top of page

The Experts: Adam Mali

Choosing whether or not to move to California last summer was a huge decision for me. One of the biggest factors in me picking L.A. was Chef Adam Mali! I knew after one meeting that he was going to be a great person to work for, and I was right. While we certainly bonded over our love for Colorado and dry humor, Adam was a great mentor to have and I will always cherish the few months I got to work for him. A lot of times executive chefs tend to sit in their offices and rarely make appearances, especially in a giant kitchen like ours. Adam was different in that he was always great about frequenting the kitchen and advising at nearly every station while still maintaining the insane workload of paperwork, scheduling, ordering, etc... all without a sous chef. I look forward to visiting him in San Fran sometime soon now that he's the executive chef of Virgin Hotels! Read some more about him below:
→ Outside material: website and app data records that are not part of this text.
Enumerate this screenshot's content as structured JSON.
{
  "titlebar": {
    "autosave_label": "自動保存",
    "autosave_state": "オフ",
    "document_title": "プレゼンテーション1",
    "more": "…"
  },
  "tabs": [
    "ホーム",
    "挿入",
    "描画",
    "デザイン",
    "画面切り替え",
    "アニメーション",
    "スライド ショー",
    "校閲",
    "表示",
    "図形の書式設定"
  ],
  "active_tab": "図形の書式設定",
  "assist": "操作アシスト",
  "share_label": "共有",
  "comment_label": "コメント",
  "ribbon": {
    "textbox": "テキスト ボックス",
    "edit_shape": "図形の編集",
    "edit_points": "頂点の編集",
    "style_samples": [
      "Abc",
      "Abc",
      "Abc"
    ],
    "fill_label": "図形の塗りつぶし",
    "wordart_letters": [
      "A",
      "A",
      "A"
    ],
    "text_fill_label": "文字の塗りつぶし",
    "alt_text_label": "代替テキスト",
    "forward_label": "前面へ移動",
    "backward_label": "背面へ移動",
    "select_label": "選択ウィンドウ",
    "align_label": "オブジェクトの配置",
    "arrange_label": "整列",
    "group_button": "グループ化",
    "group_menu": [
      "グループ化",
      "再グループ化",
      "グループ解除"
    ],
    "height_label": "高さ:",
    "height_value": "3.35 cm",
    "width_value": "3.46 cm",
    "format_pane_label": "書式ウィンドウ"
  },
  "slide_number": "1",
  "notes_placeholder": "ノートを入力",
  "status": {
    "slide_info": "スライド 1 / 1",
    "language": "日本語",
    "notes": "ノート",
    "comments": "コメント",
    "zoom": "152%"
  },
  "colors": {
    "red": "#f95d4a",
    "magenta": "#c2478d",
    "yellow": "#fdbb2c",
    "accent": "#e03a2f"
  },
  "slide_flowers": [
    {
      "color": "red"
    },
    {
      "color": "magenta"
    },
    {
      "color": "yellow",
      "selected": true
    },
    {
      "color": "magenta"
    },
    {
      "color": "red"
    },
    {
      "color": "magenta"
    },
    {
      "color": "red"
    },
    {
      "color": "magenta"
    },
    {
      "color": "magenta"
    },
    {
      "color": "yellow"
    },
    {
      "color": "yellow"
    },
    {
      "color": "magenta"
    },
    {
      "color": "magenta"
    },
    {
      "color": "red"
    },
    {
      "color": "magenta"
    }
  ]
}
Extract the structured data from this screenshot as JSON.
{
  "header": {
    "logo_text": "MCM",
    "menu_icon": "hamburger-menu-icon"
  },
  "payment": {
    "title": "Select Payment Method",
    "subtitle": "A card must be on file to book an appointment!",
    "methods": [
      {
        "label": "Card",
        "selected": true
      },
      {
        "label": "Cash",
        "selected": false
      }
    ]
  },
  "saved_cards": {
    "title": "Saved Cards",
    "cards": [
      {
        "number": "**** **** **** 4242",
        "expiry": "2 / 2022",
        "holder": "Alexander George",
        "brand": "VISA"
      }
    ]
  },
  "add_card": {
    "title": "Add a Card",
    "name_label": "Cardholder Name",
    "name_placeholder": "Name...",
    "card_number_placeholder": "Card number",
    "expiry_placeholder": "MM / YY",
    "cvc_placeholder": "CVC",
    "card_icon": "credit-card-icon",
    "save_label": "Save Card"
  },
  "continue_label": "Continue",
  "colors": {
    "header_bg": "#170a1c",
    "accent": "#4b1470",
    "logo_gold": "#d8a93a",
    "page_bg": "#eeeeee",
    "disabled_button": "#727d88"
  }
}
Q: Tell me about your background in the food industry, what you're doing now, and anything you hope to do in the future

A: I started cooking in New York City where I grew up. I was surrounded by restaurants of all ethnicities and loved learning about different cultures and cuisines. My first job was as a dishwasher, which I moved up to prep cook, line cook, etc. I loved learning every day and still do. Currently, I am the executive chef at Virgin Hotels, San Francisco. At the moment, due to the Covid-19 pandemic, we are closed, and looking at how to create a new "normal". I'm hoping to design future concepts, whatever they may be.

Q: What do you think are the most overrated techniques and ingredients in the industry today, and what would you like to see more of?

A: I think the low oxygen packaging/sous vide has been way overused. There are applications for it, but I've seen it used too much, and it is unfortunate that cooks are not learning from their own senses how to cook from raw. There are applications where it's appropriate, but it's not for everything. It wastes too much plastic as well.

As far as ingredients go, in the last few years, I've seen too many additives that assist with texture and effect. I'd like to return to simpler ingredients that are less manipulated. Too much maltodextrin is not a good thing...

Q: If you could only have 5 kitchen tools, what would they be?

A: A Microplane, chef's knife, sauce spoon, fish spatula, and a clean towel.

Q: What type of cuisine are you the most knowledgeable about and which one would you like to know more?

A: I've studied regional French, Japanese, and Thai. I love Italian, and the more I learn, the more I realize I don't know s--t.

Q: What are the biggest lessons you have learned as a chef?

A: Never accept shortcuts or indifference. The minute you let them in, they spread and grow. Also, be generous with what you know, and listen to colleagues and customers alike. Get toxic people out of the kitchen, too!


Recent Posts

See All
bottom of page